NEW DELHI – Three years ago, as I walked through the densely populated slums of Mumbai toward my new teaching job at a low-income school, India’s extreme educational inequities were starkly on display. Muddy water flowed alongside ramshackle homes, and the stench of garbage was overpowering. When I reached the dilapidated school building, students were trickling in for the day in their tattered uniforms. My dim, musty classroom was cluttered with old cupboards and creaking benches, leaving little room for the students themselves.
Despite this being an English-language school, it quickly became apparent that few teachers – and even fewer students – could speak much English at all. Indeed, most of my fourth-grade students were unable to recognize alphabets or perform simple addition.
The appalling state of India’s education system – in which 31% of students do not make it past primary school, and a mere 9% complete secondary school – seriously undermines the country’s hopes of becoming a global superpower. Yet little progress has been made in equipping young people to drive India’s future growth.

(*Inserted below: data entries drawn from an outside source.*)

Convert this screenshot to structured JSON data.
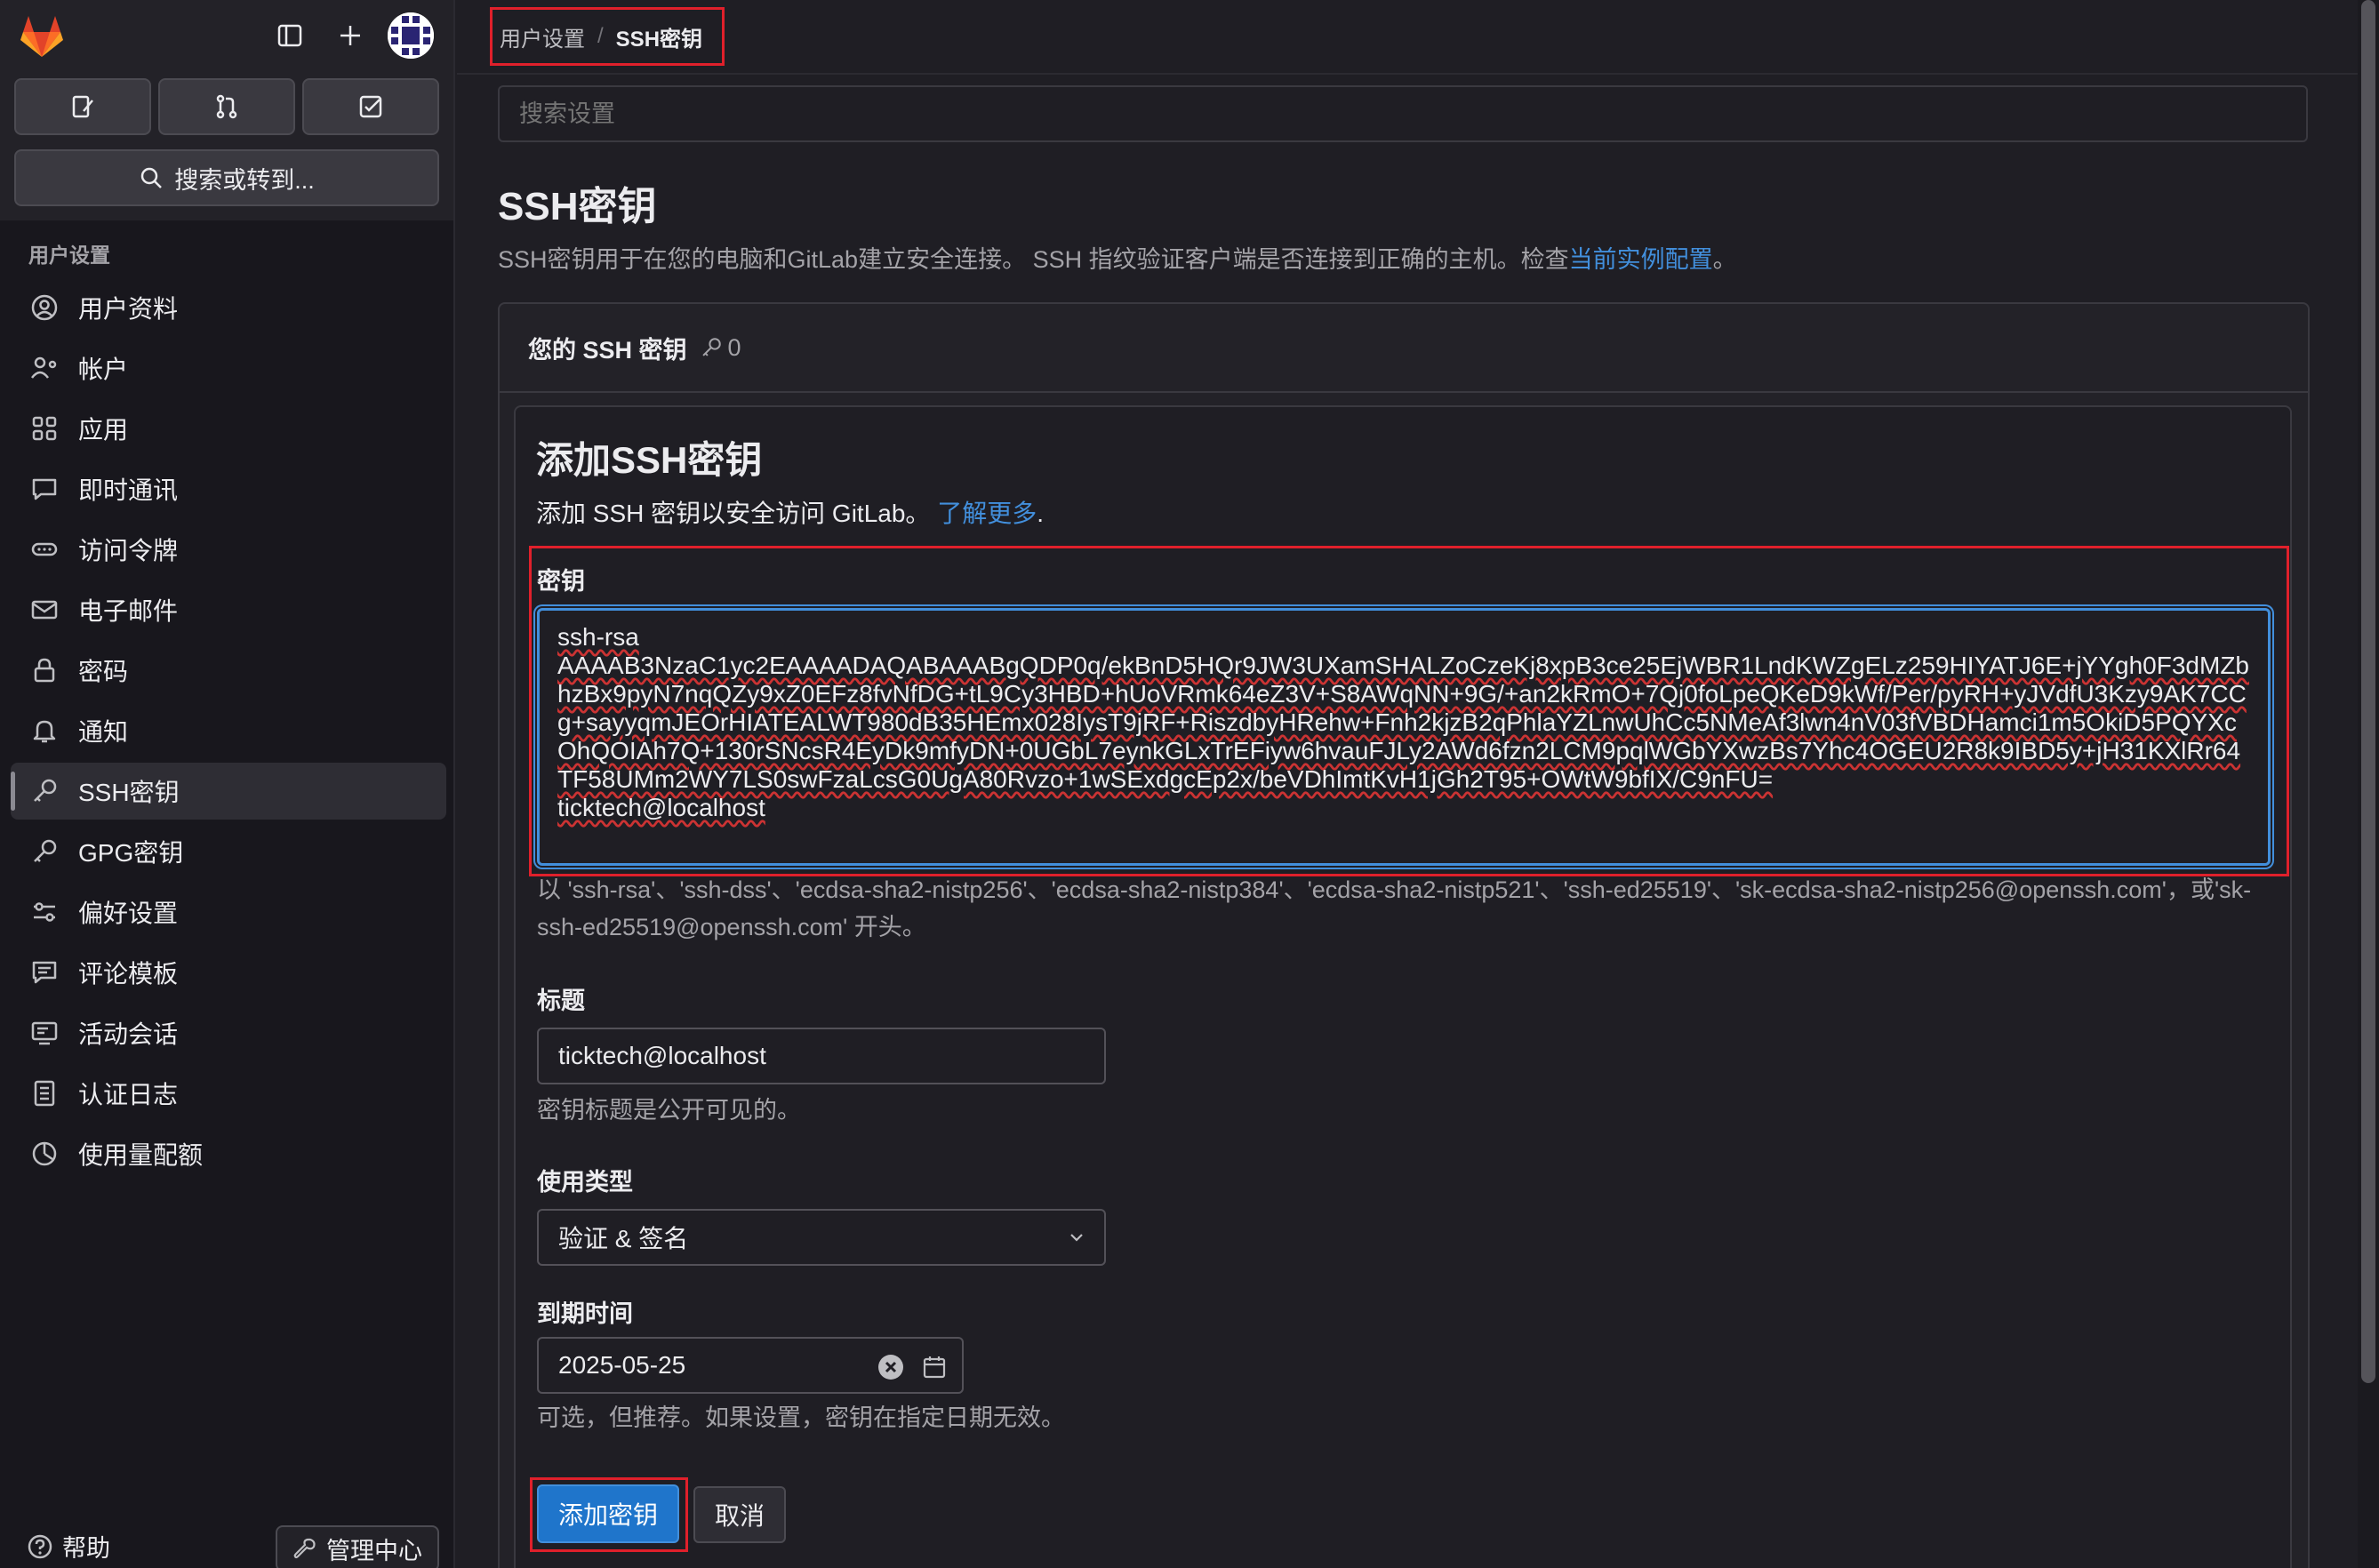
{
  "sidebar": {
    "search_label": "搜索或转到...",
    "section_title": "用户设置",
    "items": [
      {
        "label": "用户资料",
        "icon": "user-icon"
      },
      {
        "label": "帐户",
        "icon": "account-icon"
      },
      {
        "label": "应用",
        "icon": "apps-icon"
      },
      {
        "label": "即时通讯",
        "icon": "chat-icon"
      },
      {
        "label": "访问令牌",
        "icon": "token-icon"
      },
      {
        "label": "电子邮件",
        "icon": "mail-icon"
      },
      {
        "label": "密码",
        "icon": "lock-icon"
      },
      {
        "label": "通知",
        "icon": "bell-icon"
      },
      {
        "label": "SSH密钥",
        "icon": "key-icon",
        "active": true
      },
      {
        "label": "GPG密钥",
        "icon": "key-icon"
      },
      {
        "label": "偏好设置",
        "icon": "preferences-icon"
      },
      {
        "label": "评论模板",
        "icon": "comment-template-icon"
      },
      {
        "label": "活动会话",
        "icon": "monitor-icon"
      },
      {
        "label": "认证日志",
        "icon": "log-icon"
      },
      {
        "label": "使用量配额",
        "icon": "quota-icon"
      }
    ],
    "help_label": "帮助",
    "admin_label": "管理中心"
  },
  "breadcrumb": {
    "parent": "用户设置",
    "separator": "/",
    "current": "SSH密钥"
  },
  "search": {
    "placeholder": "搜索设置"
  },
  "page": {
    "title": "SSH密钥",
    "description": "SSH密钥用于在您的电脑和GitLab建立安全连接。 SSH 指纹验证客户端是否连接到正确的主机。检查",
    "description_link": "当前实例配置",
    "description_end": "。"
  },
  "keys_card": {
    "title": "您的 SSH 密钥",
    "count": "0"
  },
  "form": {
    "title": "添加SSH密钥",
    "description": "添加 SSH 密钥以安全访问 GitLab。",
    "learn_more": "了解更多",
    "learn_more_end": ".",
    "key_label": "密钥",
    "key_value": "ssh-rsa\nAAAAB3NzaC1yc2EAAAADAQABAAABgQDP0q/ekBnD5HQr9JW3UXamSHALZoCzeKj8xpB3ce25EjWBR1LndKWZgELz259HIYATJ6E+jYYgh0F3dMZbhzBx9pyN7nqQZy9xZ0EFz8fvNfDG+tL9Cy3HBD+hUoVRmk64eZ3V+S8AWqNN+9G/+an2kRmO+7Qj0foLpeQKeD9kWf/Per/pyRH+yJVdfU3Kzy9AK7CCg+sayyqmJEOrHIATEALWT980dB35HEmx028IysT9jRF+RiszdbyHRehw+Fnh2kjzB2qPhlaYZLnwUhCc5NMeAf3lwn4nV03fVBDHamci1m5OkiD5PQYXcOhQOIAh7Q+130rSNcsR4EyDk9mfyDN+0UGbL7eynkGLxTrEFiyw6hvauFJLy2AWd6fzn2LCM9pqlWGbYXwzBs7Yhc4OGEU2R8k9IBD5y+jH31KXlRr64TF58UMm2WY7LS0swFzaLcsG0UgA80Rvzo+1wSExdgcEp2x/beVDhImtKvH1jGh2T95+OWtW9bfIX/C9nFU=\nticktech@localhost",
    "key_help": "以 'ssh-rsa'、'ssh-dss'、'ecdsa-sha2-nistp256'、'ecdsa-sha2-nistp384'、'ecdsa-sha2-nistp521'、'ssh-ed25519'、'sk-ecdsa-sha2-nistp256@openssh.com'，或'sk-ssh-ed25519@openssh.com' 开头。",
    "title_label": "标题",
    "title_value": "ticktech@localhost",
    "title_help": "密钥标题是公开可见的。",
    "usage_label": "使用类型",
    "usage_value": "验证 & 签名",
    "expiry_label": "到期时间",
    "expiry_value": "2025-05-25",
    "expiry_help": "可选，但推荐。如果设置，密钥在指定日期无效。",
    "submit_label": "添加密钥",
    "cancel_label": "取消"
  },
  "colors": {
    "highlight": "#e0202b",
    "link": "#428fdc",
    "primary_button": "#1f75cb"
  }
}
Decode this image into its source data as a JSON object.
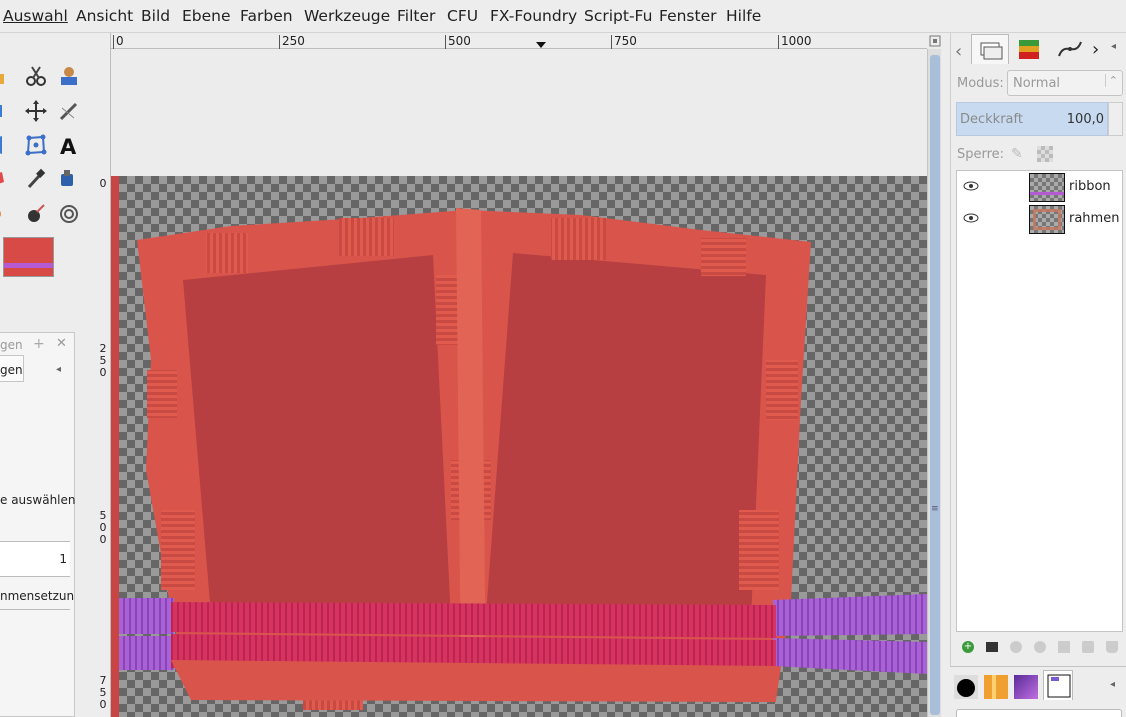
{
  "menu": {
    "items": [
      "Auswahl",
      "Ansicht",
      "Bild",
      "Ebene",
      "Farben",
      "Werkzeuge",
      "Filter",
      "CFU",
      "FX-Foundry",
      "Script-Fu",
      "Fenster",
      "Hilfe"
    ]
  },
  "ruler": {
    "h_labels": [
      "0",
      "250",
      "500",
      "750",
      "1000"
    ],
    "v_labels": [
      "0",
      "250",
      "500",
      "750"
    ]
  },
  "dock": {
    "title_fragment": "gen",
    "tab_fragment": "gen",
    "select_text": "e auswählen",
    "value": "1",
    "compose_text": "nmensetzun"
  },
  "layers_panel": {
    "mode_label": "Modus:",
    "mode_value": "Normal",
    "opacity_label": "Deckkraft",
    "opacity_value": "100,0",
    "lock_label": "Sperre:",
    "layers": [
      {
        "name": "ribbon",
        "visible": true
      },
      {
        "name": "rahmen",
        "visible": true
      }
    ]
  },
  "colors": {
    "frame": "#d9554c",
    "photo_area": "#b83f42",
    "ribbon_pink": "#d63462",
    "ribbon_purple": "#a35ed2"
  }
}
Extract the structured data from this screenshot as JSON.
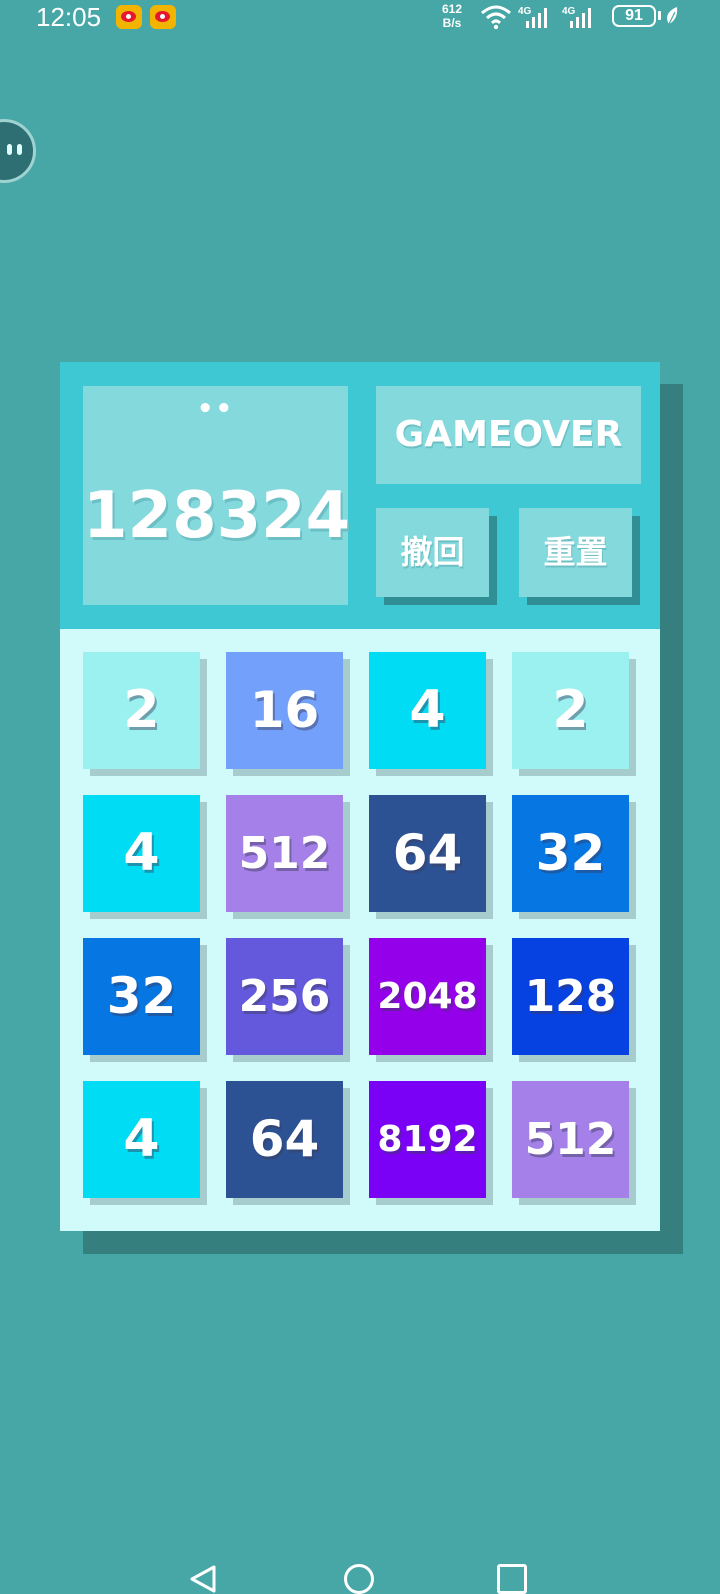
{
  "status_bar": {
    "time": "12:05",
    "net_speed_value": "612",
    "net_speed_unit": "B/s",
    "network_1": "4G",
    "network_2": "4G",
    "battery": "91",
    "icons": [
      "weibo-icon",
      "weibo-icon",
      "wifi-icon",
      "signal-icon",
      "signal-icon",
      "battery-icon",
      "leaf-icon"
    ]
  },
  "game": {
    "score_label": "••",
    "score": "128324",
    "status": "GAMEOVER",
    "undo_label": "撤回",
    "reset_label": "重置",
    "board": [
      [
        "2",
        "16",
        "4",
        "2"
      ],
      [
        "4",
        "512",
        "64",
        "32"
      ],
      [
        "32",
        "256",
        "2048",
        "128"
      ],
      [
        "4",
        "64",
        "8192",
        "512"
      ]
    ],
    "tile_colors": {
      "2": "#9af1f0",
      "4": "#00dcf3",
      "16": "#72a0fb",
      "32": "#0676e3",
      "64": "#2d5294",
      "128": "#0641e2",
      "256": "#6459dc",
      "512": "#a480e8",
      "2048": "#9400e9",
      "8192": "#7b00f6"
    }
  },
  "colors": {
    "background": "#47a7a7",
    "header": "#3dc8d3",
    "board": "#d1fbfb"
  }
}
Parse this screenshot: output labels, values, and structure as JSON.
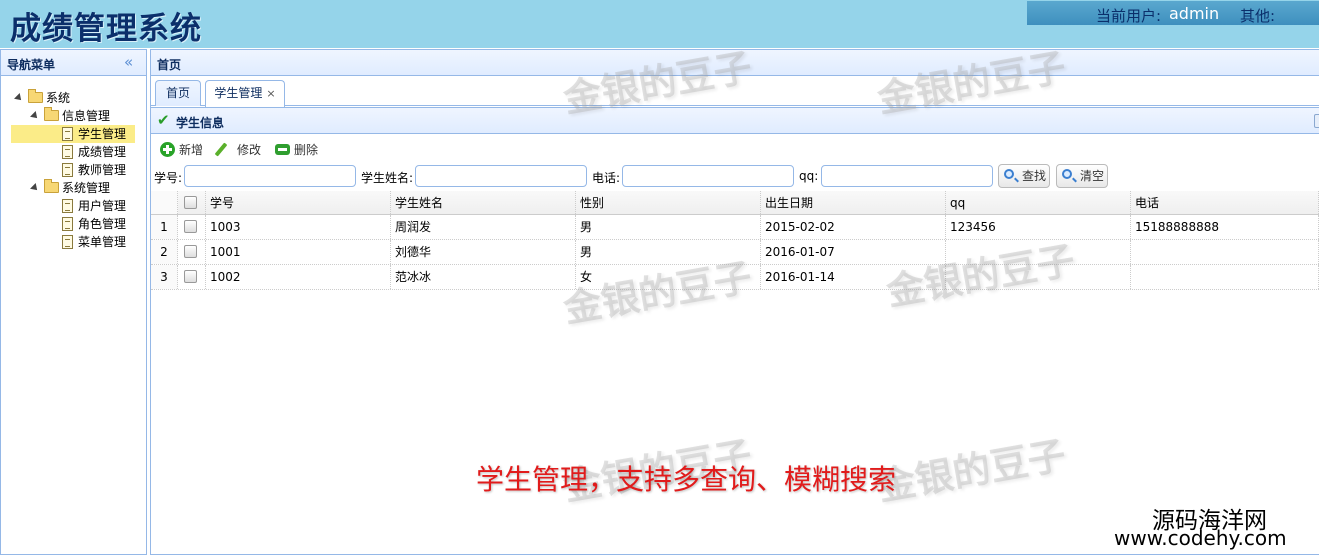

Nearly 40% of India’s citizens, almost 500 million people, are aged 13-35 – the world’s largest youth population. According to the International Labor Organization, the Indian workforce is set to grow by more than eight million annually over the coming decade, largely owing to young people entering the labor market. By some estimates, almost 25% of the global workforce will be Indian by 2025. But, in order to harness this demographic dividend, they must be given the skills and opportunities to become productive citizens.